App and web page records
== Segment start ==
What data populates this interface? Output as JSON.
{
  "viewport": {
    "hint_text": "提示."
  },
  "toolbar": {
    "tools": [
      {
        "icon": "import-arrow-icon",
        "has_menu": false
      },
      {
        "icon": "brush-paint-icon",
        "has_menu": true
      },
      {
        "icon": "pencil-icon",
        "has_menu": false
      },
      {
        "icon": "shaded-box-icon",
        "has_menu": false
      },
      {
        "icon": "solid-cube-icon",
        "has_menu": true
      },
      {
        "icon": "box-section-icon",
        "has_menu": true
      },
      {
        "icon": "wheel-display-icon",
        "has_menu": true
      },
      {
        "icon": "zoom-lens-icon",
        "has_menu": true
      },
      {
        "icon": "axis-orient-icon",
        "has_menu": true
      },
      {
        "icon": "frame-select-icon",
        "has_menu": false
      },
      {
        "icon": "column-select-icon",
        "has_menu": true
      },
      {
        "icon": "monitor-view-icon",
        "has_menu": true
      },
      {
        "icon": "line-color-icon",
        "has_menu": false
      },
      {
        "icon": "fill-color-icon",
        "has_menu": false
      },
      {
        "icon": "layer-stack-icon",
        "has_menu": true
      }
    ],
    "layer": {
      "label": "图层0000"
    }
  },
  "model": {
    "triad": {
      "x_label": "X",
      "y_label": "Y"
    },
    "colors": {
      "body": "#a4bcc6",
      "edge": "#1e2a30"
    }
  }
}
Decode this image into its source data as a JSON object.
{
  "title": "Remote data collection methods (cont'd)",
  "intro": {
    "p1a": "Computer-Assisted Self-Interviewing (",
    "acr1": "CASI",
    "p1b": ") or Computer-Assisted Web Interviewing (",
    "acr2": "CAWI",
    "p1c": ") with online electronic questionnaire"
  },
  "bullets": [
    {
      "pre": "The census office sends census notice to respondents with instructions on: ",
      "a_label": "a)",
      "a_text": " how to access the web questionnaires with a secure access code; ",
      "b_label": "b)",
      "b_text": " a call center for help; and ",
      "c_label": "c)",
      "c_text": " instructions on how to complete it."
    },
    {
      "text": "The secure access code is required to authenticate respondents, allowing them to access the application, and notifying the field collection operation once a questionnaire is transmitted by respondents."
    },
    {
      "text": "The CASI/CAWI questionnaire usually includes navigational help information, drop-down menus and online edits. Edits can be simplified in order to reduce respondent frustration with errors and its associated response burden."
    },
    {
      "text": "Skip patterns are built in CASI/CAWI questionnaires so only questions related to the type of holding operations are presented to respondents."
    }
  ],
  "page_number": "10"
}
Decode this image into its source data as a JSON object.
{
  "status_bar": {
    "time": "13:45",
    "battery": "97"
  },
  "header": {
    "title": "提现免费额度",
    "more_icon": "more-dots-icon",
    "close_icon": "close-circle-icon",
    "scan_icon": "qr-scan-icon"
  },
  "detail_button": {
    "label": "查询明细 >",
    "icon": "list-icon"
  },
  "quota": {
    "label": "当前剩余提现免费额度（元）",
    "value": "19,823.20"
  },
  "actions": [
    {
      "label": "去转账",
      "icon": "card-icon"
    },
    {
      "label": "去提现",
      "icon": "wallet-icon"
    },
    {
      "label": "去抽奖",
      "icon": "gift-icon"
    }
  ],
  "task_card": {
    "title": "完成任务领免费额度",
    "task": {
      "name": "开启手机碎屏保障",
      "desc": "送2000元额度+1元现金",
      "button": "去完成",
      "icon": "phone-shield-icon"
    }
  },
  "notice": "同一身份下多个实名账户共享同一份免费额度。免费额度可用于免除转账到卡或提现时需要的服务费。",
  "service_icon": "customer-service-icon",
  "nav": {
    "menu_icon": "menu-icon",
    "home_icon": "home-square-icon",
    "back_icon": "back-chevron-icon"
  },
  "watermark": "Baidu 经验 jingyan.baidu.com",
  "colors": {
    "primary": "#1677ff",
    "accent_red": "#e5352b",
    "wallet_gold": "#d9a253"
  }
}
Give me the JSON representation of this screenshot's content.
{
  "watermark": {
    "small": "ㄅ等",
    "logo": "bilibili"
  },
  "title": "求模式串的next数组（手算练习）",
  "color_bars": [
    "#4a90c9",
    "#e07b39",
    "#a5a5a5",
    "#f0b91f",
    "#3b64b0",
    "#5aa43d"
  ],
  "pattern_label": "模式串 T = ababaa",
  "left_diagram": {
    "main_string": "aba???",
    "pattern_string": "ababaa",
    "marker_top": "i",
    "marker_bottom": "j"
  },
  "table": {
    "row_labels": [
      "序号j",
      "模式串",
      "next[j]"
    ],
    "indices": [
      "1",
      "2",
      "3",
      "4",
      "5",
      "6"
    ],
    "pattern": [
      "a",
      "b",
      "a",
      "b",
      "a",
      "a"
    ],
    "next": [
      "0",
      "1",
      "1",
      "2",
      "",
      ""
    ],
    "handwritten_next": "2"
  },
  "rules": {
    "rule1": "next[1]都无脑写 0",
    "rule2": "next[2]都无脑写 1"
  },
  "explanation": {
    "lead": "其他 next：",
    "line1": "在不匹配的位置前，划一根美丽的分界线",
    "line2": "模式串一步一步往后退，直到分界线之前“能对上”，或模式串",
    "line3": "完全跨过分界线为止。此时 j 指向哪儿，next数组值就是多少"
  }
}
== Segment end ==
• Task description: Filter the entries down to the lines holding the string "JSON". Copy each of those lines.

• Completed exercise:
What data populates this interface? Output as JSON.
Decode this image into its source data as a JSON object.
Decode this image into its source data as a JSON object.
Give me the JSON representation of this screenshot's content.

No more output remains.